Attempting to figure out what she wants from life, Clare (Teresa Palmer) leaves her Brisbane home to head to Berlin where she spends her first days as a tourist photographing the architecture and meeting locals. One day at a crosswalk, she meets the initially charming, reserved Andi (Max Riemelt). After a few encounters, they go on a date and return to his secluded apartment where they make love, a scene in which Shortland’s eye for sensuality makes the revelation of the trauma to come all the more distressing. When Andi goes to his work as an English teacher the next day, Clare finds herself locked in the apartment by a deadbolt, her SIM card missing, and surrounded by reinforced windows with no hope of breaking open.

After Andi makes an excuse the first day that he forgot to leave the keys, on the second day of captivity, Clare initially attempts to reason with him. Andi’s chilling obliviousness to the clear pain he’s inflicting makes for one of the menacing villains in some time. As he offers questions about which ingredients Clare prefers in their dinner or how she’d rate their relationship on a scale from 1-10, there’s unsettling impact tied to his mannerly demeanor. An attempt at a backstory tied to his father and his estranged mother is less effective than when we simply the threat in his actions with Clare.

Palmer, with her sullen eyes, gives a miraculous performance, weaving between a layered emotional spectrum of outright physical hostility to veiled acceptance in hopes for an escape. Often unable to articulate the horrors of the situation, her subtle glances and gestures speak volumes to her determination for freedom by any means necessary. It’s no easy task for an actor to give range when inflicted by dominating hideousness for nearly two hours, but Palmer is thoroughly mesmerizing in conveying both her emotional and physical pain.

Adapted from Melanie Joosten’s novel by Shaun Grant (also behind the equally grim drama The Snowtown Murders), the reaction to the drama will correlate with how much stamina one has for witnessing pure evil. With a dynamic this unbearable to witness, Shortland imbues a complex psychology to the script through her tactile style. Shot by Germain McMicking, there’s a textured feel for both the location and the characters, often using close-ups and inserts to leave a full-bodied impression of the circumstances.

With mentions of past division in Germany surrounding the Berlin Wall, as well as other historical and literary metaphors peppered throughout, Shortland smartly never makes an overt political analogy. In this tale of female imprisonment, everything can be gleaned from the central relationship: a domineering male figure believes he has the final authority on a female’s mind and body. Berlin Syndrome was conceived within the haunting specters of the past, and it proves history will always repeat itself.

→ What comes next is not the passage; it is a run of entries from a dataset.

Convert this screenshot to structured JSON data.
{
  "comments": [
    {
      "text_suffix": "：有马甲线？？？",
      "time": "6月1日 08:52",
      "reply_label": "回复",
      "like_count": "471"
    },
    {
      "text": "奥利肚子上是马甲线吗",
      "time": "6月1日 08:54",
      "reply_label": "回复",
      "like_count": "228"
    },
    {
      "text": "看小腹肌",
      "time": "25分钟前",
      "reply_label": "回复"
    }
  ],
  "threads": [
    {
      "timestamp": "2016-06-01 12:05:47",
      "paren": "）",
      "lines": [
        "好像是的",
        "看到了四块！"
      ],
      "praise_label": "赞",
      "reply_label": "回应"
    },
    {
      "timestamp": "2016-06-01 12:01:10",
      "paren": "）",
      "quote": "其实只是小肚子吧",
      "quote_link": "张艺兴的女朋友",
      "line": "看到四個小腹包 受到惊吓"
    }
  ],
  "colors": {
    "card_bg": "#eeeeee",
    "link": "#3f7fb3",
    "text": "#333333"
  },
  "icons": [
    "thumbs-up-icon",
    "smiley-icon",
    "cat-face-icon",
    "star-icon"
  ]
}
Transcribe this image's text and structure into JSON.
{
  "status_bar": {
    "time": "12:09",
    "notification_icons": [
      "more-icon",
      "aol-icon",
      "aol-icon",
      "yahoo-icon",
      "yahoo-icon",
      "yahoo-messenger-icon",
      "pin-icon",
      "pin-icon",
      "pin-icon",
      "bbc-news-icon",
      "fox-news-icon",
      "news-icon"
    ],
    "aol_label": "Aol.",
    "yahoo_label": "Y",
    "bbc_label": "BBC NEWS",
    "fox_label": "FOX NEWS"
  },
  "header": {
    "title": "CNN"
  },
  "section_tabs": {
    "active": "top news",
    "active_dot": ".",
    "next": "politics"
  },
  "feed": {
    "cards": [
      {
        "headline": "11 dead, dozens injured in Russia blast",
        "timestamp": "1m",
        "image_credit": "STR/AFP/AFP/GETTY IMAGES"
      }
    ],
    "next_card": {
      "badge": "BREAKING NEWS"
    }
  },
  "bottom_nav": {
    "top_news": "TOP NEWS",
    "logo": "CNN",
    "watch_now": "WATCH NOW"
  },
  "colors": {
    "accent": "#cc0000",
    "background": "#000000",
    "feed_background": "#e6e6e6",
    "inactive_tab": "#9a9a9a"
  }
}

Berlin Syndrome premiered at Sundance Film Festival and will be released by Vertical Entertainment and Netflix.